No, the Jews, who are so lonely today in French society, were not alone in the courtroom. But the Muslim families—these Muslims so much at the center of the national public debate today—were. No imam showed up in the courtroom. None of the left-wingers who are so eager to stand against “Islamophobia” and to point to the evils of racism and social discrimination wrote a single word of support to the Ibn Ziaten and Lagouen families.

Read more at Tablet

More about: Anti-Semitism, European Islam, France, French Jewry, Jihadism, Mohamed Merah, Politics & Current Affairs

 

Hamas’s Dangerous Escalation in Gaza

June 22 2018

As Hamas has stepped up its attacks on communities near the Gaza Strip—using incendiary devices attached to kites and balloons—Israel has begun to retaliate more forcefully. In response, the terrorist group has begun firing rockets and mortars into Israel. Yoav Limor comments:

What made Wednesday’s rocket salvo different is that ‎unlike previous flare-ups on the border [since 2014], this time it ‎was Hamas operatives who fired at Israel, as opposed ‎to Islamic Jihad or the ‎rogue terrorist group in the coastal enclave. ‎Still, Hamas made sure the attack followed most of ‎the familiar “rules”—only [firing] at night and only at the ‎ communities in the vicinity of Gaza, and apparently while also ‎trying to minimize any casualties, to avoid further ‎escalation. ‎. . .

The first reason [for the shift in tactics] is Israel’s own change of policy ‎with regard to kite terrorism. It took Israel far ‎too long to define the incessant waves of incendiary ‎kites sent over the border as actionable acts of ‎terror, but once it did, the IDF began ‎systematically countering them, including firing ‎warning shots at terrorist kite cells and targeting ‎Hamas assets in Gaza in retaliation.‎

The second reason is Hamas’s own frustration and ‎distress in Gaza.

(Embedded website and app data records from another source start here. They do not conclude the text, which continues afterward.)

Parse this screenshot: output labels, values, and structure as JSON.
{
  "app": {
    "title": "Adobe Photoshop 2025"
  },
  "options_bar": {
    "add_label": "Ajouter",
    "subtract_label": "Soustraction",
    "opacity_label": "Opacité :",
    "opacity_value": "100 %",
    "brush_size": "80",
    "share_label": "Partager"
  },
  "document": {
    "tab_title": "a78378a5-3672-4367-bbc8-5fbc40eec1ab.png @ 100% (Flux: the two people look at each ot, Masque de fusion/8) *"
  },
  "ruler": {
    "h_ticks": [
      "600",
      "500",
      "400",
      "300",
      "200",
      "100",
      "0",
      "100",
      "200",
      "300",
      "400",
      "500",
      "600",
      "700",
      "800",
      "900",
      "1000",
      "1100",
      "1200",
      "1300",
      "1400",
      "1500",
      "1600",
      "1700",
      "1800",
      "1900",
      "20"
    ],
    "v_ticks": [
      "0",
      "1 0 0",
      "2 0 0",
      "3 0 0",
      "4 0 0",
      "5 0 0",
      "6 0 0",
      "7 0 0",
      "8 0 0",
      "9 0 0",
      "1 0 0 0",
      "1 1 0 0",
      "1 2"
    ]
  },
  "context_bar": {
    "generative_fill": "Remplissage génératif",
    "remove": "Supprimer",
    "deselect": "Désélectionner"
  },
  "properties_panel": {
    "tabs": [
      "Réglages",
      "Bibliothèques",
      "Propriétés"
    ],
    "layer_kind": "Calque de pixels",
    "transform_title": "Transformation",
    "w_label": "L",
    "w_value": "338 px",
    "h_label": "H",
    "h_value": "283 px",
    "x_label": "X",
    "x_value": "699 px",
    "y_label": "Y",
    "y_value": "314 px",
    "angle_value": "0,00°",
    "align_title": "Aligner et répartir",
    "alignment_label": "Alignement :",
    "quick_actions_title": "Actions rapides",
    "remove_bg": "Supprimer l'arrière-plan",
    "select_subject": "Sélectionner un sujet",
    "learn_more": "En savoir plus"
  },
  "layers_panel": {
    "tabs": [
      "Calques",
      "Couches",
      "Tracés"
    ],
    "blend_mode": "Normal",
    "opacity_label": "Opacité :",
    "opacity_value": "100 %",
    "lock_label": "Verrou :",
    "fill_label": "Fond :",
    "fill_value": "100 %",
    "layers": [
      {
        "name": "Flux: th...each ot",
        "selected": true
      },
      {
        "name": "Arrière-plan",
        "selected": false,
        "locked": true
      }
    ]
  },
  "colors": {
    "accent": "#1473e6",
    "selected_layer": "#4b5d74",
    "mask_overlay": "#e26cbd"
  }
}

Since the border-riot campaign was ‎launched on March 30, some 150 of its operatives ‎have been killed and the Israeli military has ‎carried out over 100 strikes on Hamas positions in ‎the coastal enclave, all while Hamas has nothing to ‎show for it. ‎In this situation, Hamas is searching for [some sort of victory] by declaring that “bombings will be ‎met with bombings,” as Hamas spokesman Fawzi Barhoum ‎said Wednesday, in order to portray itself as defending Gaza from ‎Israel.‎ . . .

Hamas is banking on Israel opting against a military ‎campaign in Gaza at this time so as not to split its ‎focus from the [developments in Syria], but it is sorely ‎mistaken if it thinks Israel will simply contain ‎kite terrorism or shy away from action given the new ‎equation it has presented. ‎At some point, Israel’s patience will expire.

Read more at Israel Hayom

More about: Gaza Strip, Hamas, Israel & Zionism, Israeli Security